**App and web page records:**
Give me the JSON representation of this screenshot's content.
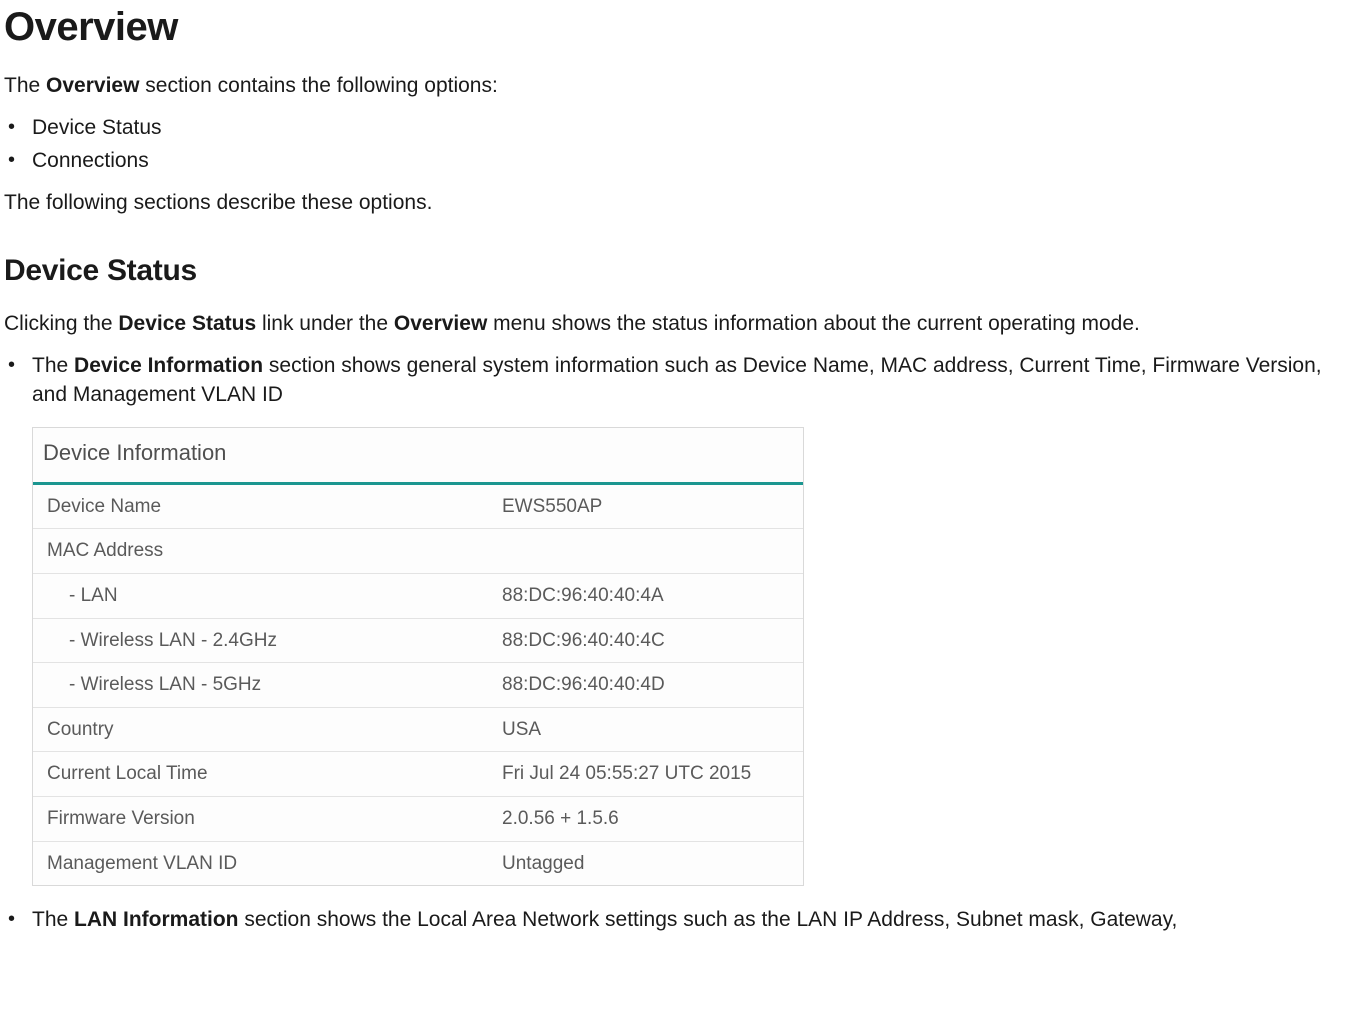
{
  "headings": {
    "overview": "Overview",
    "device_status": "Device Status"
  },
  "intro": {
    "prefix": "The ",
    "bold": "Overview",
    "suffix": " section contains the following options:"
  },
  "options": [
    "Device Status",
    "Connections"
  ],
  "follow_text": "The following sections describe these options.",
  "ds_intro": {
    "prefix": "Clicking the ",
    "bold1": "Device Status",
    "mid": " link under the ",
    "bold2": "Overview",
    "suffix": " menu shows the status information about the current operating mode."
  },
  "bullet_device_info": {
    "prefix": "The ",
    "bold": "Device Information",
    "suffix": " section shows general system information such as Device Name, MAC address, Current Time, Firmware Version, and Management VLAN ID"
  },
  "device_info_panel": {
    "title": "Device Information",
    "rows": [
      {
        "label": "Device Name",
        "value": "EWS550AP",
        "indent": false
      },
      {
        "label": "MAC Address",
        "value": "",
        "indent": false
      },
      {
        "label": "- LAN",
        "value": "88:DC:96:40:40:4A",
        "indent": true
      },
      {
        "label": "- Wireless LAN - 2.4GHz",
        "value": "88:DC:96:40:40:4C",
        "indent": true
      },
      {
        "label": "- Wireless LAN - 5GHz",
        "value": "88:DC:96:40:40:4D",
        "indent": true
      },
      {
        "label": "Country",
        "value": "USA",
        "indent": false
      },
      {
        "label": "Current Local Time",
        "value": "Fri Jul 24 05:55:27 UTC 2015",
        "indent": false
      },
      {
        "label": "Firmware Version",
        "value": "2.0.56 + 1.5.6",
        "indent": false
      },
      {
        "label": "Management VLAN ID",
        "value": "Untagged",
        "indent": false
      }
    ]
  },
  "bullet_lan_info": {
    "prefix": "The ",
    "bold": "LAN Information",
    "suffix": " section shows the Local Area Network settings such as the LAN IP Address, Subnet mask, Gateway,"
  }
}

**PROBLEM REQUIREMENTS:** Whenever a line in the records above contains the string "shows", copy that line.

**RESPONSE TO THIS EXERCISE:**
    "suffix": " menu shows the status information about the current operating mode."
    "suffix": " section shows general system information such as Device Name, MAC address, Current Time, Firmware Version, and Management VLAN ID"
    "suffix": " section shows the Local Area Network settings such as the LAN IP Address, Subnet mask, Gateway,"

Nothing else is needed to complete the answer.